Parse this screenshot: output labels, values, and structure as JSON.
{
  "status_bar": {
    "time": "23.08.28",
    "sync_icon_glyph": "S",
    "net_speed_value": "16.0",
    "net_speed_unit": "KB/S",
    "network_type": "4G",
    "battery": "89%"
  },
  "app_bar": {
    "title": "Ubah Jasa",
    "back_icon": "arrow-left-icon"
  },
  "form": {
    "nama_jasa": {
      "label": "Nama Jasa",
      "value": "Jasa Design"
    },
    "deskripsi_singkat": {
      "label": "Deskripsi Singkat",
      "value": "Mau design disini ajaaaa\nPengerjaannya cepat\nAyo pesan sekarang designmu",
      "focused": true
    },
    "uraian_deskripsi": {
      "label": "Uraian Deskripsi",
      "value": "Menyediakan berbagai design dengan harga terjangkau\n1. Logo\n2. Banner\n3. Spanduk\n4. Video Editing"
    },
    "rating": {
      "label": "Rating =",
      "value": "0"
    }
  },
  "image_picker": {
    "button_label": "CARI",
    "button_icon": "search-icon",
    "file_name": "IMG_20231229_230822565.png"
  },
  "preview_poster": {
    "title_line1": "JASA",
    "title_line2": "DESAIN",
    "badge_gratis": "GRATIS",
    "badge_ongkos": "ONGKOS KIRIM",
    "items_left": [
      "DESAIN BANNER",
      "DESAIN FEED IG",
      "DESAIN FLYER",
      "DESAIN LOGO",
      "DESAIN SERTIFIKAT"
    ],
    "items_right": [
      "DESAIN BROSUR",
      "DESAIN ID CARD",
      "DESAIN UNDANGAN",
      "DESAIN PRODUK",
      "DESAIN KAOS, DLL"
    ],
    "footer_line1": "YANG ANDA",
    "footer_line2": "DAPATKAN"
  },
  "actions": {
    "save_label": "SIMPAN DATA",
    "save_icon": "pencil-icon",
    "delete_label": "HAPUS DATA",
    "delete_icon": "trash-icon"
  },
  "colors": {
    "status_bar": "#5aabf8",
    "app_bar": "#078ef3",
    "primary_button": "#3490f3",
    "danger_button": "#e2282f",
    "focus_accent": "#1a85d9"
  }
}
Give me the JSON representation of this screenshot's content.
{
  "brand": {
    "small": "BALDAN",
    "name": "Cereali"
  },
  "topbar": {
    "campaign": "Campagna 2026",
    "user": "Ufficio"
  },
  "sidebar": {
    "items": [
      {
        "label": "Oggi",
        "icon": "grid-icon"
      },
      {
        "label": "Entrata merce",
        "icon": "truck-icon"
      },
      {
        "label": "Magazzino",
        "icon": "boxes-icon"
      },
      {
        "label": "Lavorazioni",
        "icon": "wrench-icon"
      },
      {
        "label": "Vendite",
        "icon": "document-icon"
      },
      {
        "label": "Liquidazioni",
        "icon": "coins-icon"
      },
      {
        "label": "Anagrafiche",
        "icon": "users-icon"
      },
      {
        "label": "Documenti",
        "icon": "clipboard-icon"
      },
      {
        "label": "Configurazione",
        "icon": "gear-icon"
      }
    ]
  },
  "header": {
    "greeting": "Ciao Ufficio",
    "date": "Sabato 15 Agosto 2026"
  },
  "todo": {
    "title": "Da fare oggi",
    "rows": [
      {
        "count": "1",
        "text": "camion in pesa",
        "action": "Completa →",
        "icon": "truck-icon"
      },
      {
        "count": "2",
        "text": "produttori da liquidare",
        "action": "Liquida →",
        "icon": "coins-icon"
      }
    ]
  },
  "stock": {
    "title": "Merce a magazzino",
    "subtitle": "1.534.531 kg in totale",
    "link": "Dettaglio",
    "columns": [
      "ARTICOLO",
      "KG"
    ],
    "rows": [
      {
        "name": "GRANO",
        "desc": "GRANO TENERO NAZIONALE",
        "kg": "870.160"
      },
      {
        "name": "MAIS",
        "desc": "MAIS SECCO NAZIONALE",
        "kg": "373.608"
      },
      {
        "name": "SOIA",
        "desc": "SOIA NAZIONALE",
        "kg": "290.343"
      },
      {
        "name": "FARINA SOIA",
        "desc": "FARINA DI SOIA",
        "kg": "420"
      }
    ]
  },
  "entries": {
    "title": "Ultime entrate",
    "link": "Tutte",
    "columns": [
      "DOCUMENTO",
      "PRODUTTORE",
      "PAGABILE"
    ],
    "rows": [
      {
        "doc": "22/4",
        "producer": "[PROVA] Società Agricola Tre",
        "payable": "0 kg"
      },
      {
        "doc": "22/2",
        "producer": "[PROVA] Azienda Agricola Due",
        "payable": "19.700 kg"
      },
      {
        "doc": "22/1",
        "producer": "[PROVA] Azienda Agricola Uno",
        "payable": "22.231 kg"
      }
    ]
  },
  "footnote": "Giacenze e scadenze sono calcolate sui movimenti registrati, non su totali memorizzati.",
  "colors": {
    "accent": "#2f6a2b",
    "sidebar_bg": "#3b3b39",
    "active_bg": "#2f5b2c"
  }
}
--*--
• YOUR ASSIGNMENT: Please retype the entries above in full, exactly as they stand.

• ANSWER BELOW:
Parse this screenshot: output labels, values, and structure as JSON.
{
  "status_bar": {
    "time": "23.08.28",
    "sync_icon_glyph": "S",
    "net_speed_value": "16.0",
    "net_speed_unit": "KB/S",
    "network_type": "4G",
    "battery": "89%"
  },
  "app_bar": {
    "title": "Ubah Jasa",
    "back_icon": "arrow-left-icon"
  },
  "form": {
    "nama_jasa": {
      "label": "Nama Jasa",
      "value": "Jasa Design"
    },
    "deskripsi_singkat": {
      "label": "Deskripsi Singkat",
      "value": "Mau design disini ajaaaa\nPengerjaannya cepat\nAyo pesan sekarang designmu",
      "focused": true
    },
    "uraian_deskripsi": {
      "label": "Uraian Deskripsi",
      "value": "Menyediakan berbagai design dengan harga terjangkau\n1. Logo\n2. Banner\n3. Spanduk\n4. Video Editing"
    },
    "rating": {
      "label": "Rating =",
      "value": "0"
    }
  },
  "image_picker": {
    "button_label": "CARI",
    "button_icon": "search-icon",
    "file_name": "IMG_20231229_230822565.png"
  },
  "preview_poster": {
    "title_line1": "JASA",
    "title_line2": "DESAIN",
    "badge_gratis": "GRATIS",
    "badge_ongkos": "ONGKOS KIRIM",
    "items_left": [
      "DESAIN BANNER",
      "DESAIN FEED IG",
      "DESAIN FLYER",
      "DESAIN LOGO",
      "DESAIN SERTIFIKAT"
    ],
    "items_right": [
      "DESAIN BROSUR",
      "DESAIN ID CARD",
      "DESAIN UNDANGAN",
      "DESAIN PRODUK",
      "DESAIN KAOS, DLL"
    ],
    "footer_line1": "YANG ANDA",
    "footer_line2": "DAPATKAN"
  },
  "actions": {
    "save_label": "SIMPAN DATA",
    "save_icon": "pencil-icon",
    "delete_label": "HAPUS DATA",
    "delete_icon": "trash-icon"
  },
  "colors": {
    "status_bar": "#5aabf8",
    "app_bar": "#078ef3",
    "primary_button": "#3490f3",
    "danger_button": "#e2282f",
    "focus_accent": "#1a85d9"
  }
}
Give me the JSON representation of this screenshot's content.
{
  "brand": {
    "small": "BALDAN",
    "name": "Cereali"
  },
  "topbar": {
    "campaign": "Campagna 2026",
    "user": "Ufficio"
  },
  "sidebar": {
    "items": [
      {
        "label": "Oggi",
        "icon": "grid-icon"
      },
      {
        "label": "Entrata merce",
        "icon": "truck-icon"
      },
      {
        "label": "Magazzino",
        "icon": "boxes-icon"
      },
      {
        "label": "Lavorazioni",
        "icon": "wrench-icon"
      },
      {
        "label": "Vendite",
        "icon": "document-icon"
      },
      {
        "label": "Liquidazioni",
        "icon": "coins-icon"
      },
      {
        "label": "Anagrafiche",
        "icon": "users-icon"
      },
      {
        "label": "Documenti",
        "icon": "clipboard-icon"
      },
      {
        "label": "Configurazione",
        "icon": "gear-icon"
      }
    ]
  },
  "header": {
    "greeting": "Ciao Ufficio",
    "date": "Sabato 15 Agosto 2026"
  },
  "todo": {
    "title": "Da fare oggi",
    "rows": [
      {
        "count": "1",
        "text": "camion in pesa",
        "action": "Completa →",
        "icon": "truck-icon"
      },
      {
        "count": "2",
        "text": "produttori da liquidare",
        "action": "Liquida →",
        "icon": "coins-icon"
      }
    ]
  },
  "stock": {
    "title": "Merce a magazzino",
    "subtitle": "1.534.531 kg in totale",
    "link": "Dettaglio",
    "columns": [
      "ARTICOLO",
      "KG"
    ],
    "rows": [
      {
        "name": "GRANO",
        "desc": "GRANO TENERO NAZIONALE",
        "kg": "870.160"
      },
      {
        "name": "MAIS",
        "desc": "MAIS SECCO NAZIONALE",
        "kg": "373.608"
      },
      {
        "name": "SOIA",
        "desc": "SOIA NAZIONALE",
        "kg": "290.343"
      },
      {
        "name": "FARINA SOIA",
        "desc": "FARINA DI SOIA",
        "kg": "420"
      }
    ]
  },
  "entries": {
    "title": "Ultime entrate",
    "link": "Tutte",
    "columns": [
      "DOCUMENTO",
      "PRODUTTORE",
      "PAGABILE"
    ],
    "rows": [
      {
        "doc": "22/4",
        "producer": "[PROVA] Società Agricola Tre",
        "payable": "0 kg"
      },
      {
        "doc": "22/2",
        "producer": "[PROVA] Azienda Agricola Due",
        "payable": "19.700 kg"
      },
      {
        "doc": "22/1",
        "producer": "[PROVA] Azienda Agricola Uno",
        "payable": "22.231 kg"
      }
    ]
  },
  "footnote": "Giacenze e scadenze sono calcolate sui movimenti registrati, non su totali memorizzati.",
  "colors": {
    "accent": "#2f6a2b",
    "sidebar_bg": "#3b3b39",
    "active_bg": "#2f5b2c"
  }
}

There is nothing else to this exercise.